On the other hand, there’s the recent decision lost via a London tribunal as it pertains to drivers. From this point of argument one could make the case where politicians/judges may now be more inclined to protecting the-devil-they-know as opposed to one they don’t. i.e., Current cabbies, the companies that employ them, the taxes they generate, and the votes they represent.

Surely after Brexit, and now with the U.S. election as an additional “lens” to peer through, anything including the word “populist”   where a legal challenge and decry is called for might now have different weighing in the minds of any one in the “political arena.” If it didn’t: Why is the term and idea of “worry” being used by E.U. politicians to describe it?

Yet, the real one’s to worry in my view are the entirety of unicorns.
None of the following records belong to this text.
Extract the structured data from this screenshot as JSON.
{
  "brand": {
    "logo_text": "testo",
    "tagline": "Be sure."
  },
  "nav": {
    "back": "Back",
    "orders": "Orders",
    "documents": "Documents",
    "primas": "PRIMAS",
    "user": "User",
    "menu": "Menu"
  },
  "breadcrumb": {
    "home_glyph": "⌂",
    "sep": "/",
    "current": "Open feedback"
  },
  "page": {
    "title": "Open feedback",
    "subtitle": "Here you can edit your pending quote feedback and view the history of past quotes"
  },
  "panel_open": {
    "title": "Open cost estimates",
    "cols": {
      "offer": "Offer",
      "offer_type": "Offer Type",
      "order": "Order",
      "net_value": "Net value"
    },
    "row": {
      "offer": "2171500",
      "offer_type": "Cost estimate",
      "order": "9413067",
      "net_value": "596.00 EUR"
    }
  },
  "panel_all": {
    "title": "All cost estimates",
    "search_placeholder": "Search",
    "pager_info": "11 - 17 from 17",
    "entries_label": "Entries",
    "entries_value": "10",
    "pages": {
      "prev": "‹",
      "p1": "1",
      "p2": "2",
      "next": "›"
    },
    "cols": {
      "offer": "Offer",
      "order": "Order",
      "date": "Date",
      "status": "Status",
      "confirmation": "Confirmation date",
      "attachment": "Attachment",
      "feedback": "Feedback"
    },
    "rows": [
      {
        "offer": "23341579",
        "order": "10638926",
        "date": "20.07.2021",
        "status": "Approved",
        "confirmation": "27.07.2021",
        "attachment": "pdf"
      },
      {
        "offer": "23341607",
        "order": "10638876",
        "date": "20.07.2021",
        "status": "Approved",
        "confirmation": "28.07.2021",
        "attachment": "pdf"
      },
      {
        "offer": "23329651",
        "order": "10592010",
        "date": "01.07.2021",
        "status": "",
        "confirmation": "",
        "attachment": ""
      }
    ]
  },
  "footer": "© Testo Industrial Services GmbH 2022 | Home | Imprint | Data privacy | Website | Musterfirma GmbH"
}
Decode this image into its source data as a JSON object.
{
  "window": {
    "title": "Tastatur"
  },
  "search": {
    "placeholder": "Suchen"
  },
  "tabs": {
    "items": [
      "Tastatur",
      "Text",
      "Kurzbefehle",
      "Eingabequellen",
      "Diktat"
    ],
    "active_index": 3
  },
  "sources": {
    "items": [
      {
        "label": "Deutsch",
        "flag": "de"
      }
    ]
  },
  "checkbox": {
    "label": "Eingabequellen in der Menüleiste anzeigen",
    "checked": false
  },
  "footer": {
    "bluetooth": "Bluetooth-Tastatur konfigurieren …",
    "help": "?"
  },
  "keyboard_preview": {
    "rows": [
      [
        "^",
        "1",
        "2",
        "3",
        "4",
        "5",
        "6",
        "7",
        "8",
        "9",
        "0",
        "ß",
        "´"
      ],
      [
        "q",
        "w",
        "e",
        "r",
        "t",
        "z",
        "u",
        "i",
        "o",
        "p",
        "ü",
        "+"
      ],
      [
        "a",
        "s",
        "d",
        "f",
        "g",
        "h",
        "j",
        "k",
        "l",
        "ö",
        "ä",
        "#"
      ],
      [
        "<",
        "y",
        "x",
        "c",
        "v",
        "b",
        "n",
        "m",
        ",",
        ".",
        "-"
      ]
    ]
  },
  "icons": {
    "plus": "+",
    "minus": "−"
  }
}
And I mean just that – all.

I say this because if you take a step back you have to remember there are a few very important points that many need to be reminded of. First: Unicorns (and that means all) are stated to be worth their valuations because, in a nut shell, the companies believe that’s what they are worth, based on metrics they decide. And that metric (i.e., worth $Billions upon $Billions) can only be interpreted as “priced for perfection.” Remember, most are currently only still cash burn machines. Net profits are “in the future.”

Uber, along with AirBnB™ are by far the most prominent and bellwether unicorns being followed by not only “the Valley,” but financial institutions, V.C.’s, sovereign wealth funds, traders, and more everywhere. If these unicorns show anything revealing weakness or potential harm to their valuation metrics? i.e., Legal challenges showing everything they claimed for the future may have doubts based on court rulings. As I iterated before “It’s different this time” takes on a meaning never thought possible, much like a turkey’s revelation this past Thursday.

So far AirBnB has not fared as well as it once thought was its birth right. i.e., The San Francisco and N.Y.C. outcomes. And they are facing ever more, both here in the U.S. as well as globally. Uber has since lost China (as you read at the beginning) and now is facing a very tumultuous decision if it goes against them in Europe.

That’s quite a change in market “domination” and “pricing valuation” for the future if it goes against them, no?

And if it does? Do you think that will reflect not only the eagerness, but rather, who buys into the next “funding round?” Funding rounds which are the life’s blood of both valuation metrics, as well as life support for cash burning entities.

Remember, without funding rounds – cash burn is the only metric that matters. Because it is finite, it reflects upon the entire unicorn meme, complex, as well as “the valley” in total.

And I would presume this newest “reflection” about to show its face in Europe will be watched more closely, and with so much scrutiny – it would make a Kardashian blush.

© 2016 Mark St.Cyr